“Yoshke, Miriam, and Yossi Batchi!” Shimon and Avremel cried in unison. “That’s not a Jewish thing! Turn the other cheek?”
Shimon looked at Avremel and Avremel looked at Shimon.
“You ever heard such a thing?” Avremel asked Shimon.
“Never!” Shimon said stamping his foot on a locust that was just about to hop across the room.
The door opened again. It was Yidel, the least favorite of Yoshke’s twelve talmidim. “I heard that,” Yidel said and gave Yoshke a kiss on the cheek. Yoshke smiled at him, then stuck out his tongue when Yidel looked away. He pressed the green button on the screen again.
“Moirai v’raboisai, enough wit de empty prayers. A yid needs to know how to daven vie a yid. Dis is a real deep vort from Chazal, and if you gonna daven, don’t daven like a goy. When a goy davens, he says a lot of words, but dey mean noting. Don’t be like de goyim, because hashem yisburech knows what you need before you even ask him.
“Dere’s a tefilla, dat I found in an old siddur from one of de rishoinim, dat all of you should know. It’s a gevalidge tefilla, short, and mit aza zieskeit, mamesh noiam haneshumes. It goes like dis:
Hallowed be dy name,
Your malchus should come,
De rutzoin hashem yisburech should be done,
In oilem hazeh as in oilem habu,
Give us our parnusseh,
And be moichel our choives,
As we have been moichel the choives of others,
And you should not bring us, loi liedei nisoyoin, v’loi liedei bizoyoin,
And rescue us from de yaitzer horeh.”
Yidel looked at Yoshke, then at Shimon and Avremel, then back at Yoshke.
“One of you here will betray me,” said Yoshke. “I just know it. A bandeh mamzayrem is what you are. I am here to spread de truth. How all de rabbis are lying hypocrites, and none of dem want to listen to me. Dis hotline is all I’ve got, and I think dis is de last one. It will be special. I need a catchy name for it.”
“The Final Sermon,” said Shimon.
“The Sermon of the Last Seuda,” said Avremel.
“Sermon on the Rooftop,” said Yidel, who snuck out the door just as Yoshke was preparing to give him a dirty look.
“That is catchy, though,” said Yoshke. “Sermon on the Rooftop.”
“But we’re not on a rooftop,” Shimon said.
“Woe unto you, ye of little faith,” Yoshke said to him. “Always hung up on technicalities.”
Shimon turned red.
“Just kidding,” Yoshke said to him, and laughed that hearty deep-throated laugh that made his kutchma fall off his head.
The recording went up on the hotline that evening. It spread like wildfire.
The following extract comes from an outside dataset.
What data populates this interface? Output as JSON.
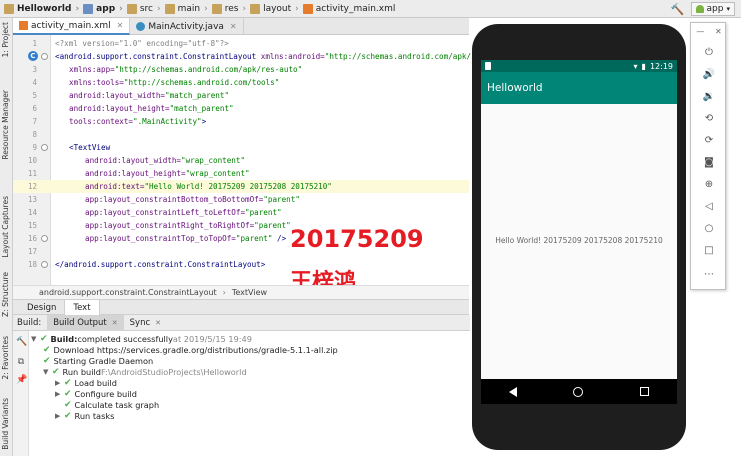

Kol Mevaser even ran an excerpt.
The next day, early morning on Erev Paysech, Yoshke was summoned by Hisachdus Harabunim.
“Woe unto you, dayunim, rabunim, hypocrites!” Yoshke cried.
“Don’t get so hysterical,” the safra d’dayna said.
“Woe unto you, too,” Yoshke glared at the safra d’dayna.
“And let he who is without sin cast the first stone,” Yoshke added for emphasis. But none of them had stones anyway, they had eggs and potatos from the kimche d’pischa office, but mostly they had eggs, since they were gevashene, and even the Williamsburg paupers declined to take them. The eggs cracked in their hands before they could throw them, and Yoshke stood there alternately laughing at them and yelling, “Hypocrites!” Only one egg, from some small-time ruv from Borough Park who gave hechsheirim easily, hit him smack in the middle of his forehead. And as the egg yolk dripped down over and between his eyes, Yoshke cackled with laughter. He laughed so hard till he cried, and with his hand on his jaw, cried, “Stop, stop! This is too funny, it hurts! Keili, hehe, Keili, hehehe, luhmu azavtuni, hehehehehe!” And he added for emphasis, “Hahahahaha!”
In the end it was indeed Yidel. It had to do with a real estate deal. Yidel needed another thirty grand for a down payment, the closing was the next day, a “major deal,” he told his wife. For thirty grand he told the rabunim everything, and they promised to let his children stay in the moisdos.
The “Sermon on the Rooftop,” as it came to be known, was all over YouTube within days, with the challah and gefilte fish screensaver as the video. Lipa and Michoel Schnitzler called it “inspiring.” Even Lady Gaga got in on the fad, and wore challah and gefilte fish on her head at all her public appearances thereafter.Printable Version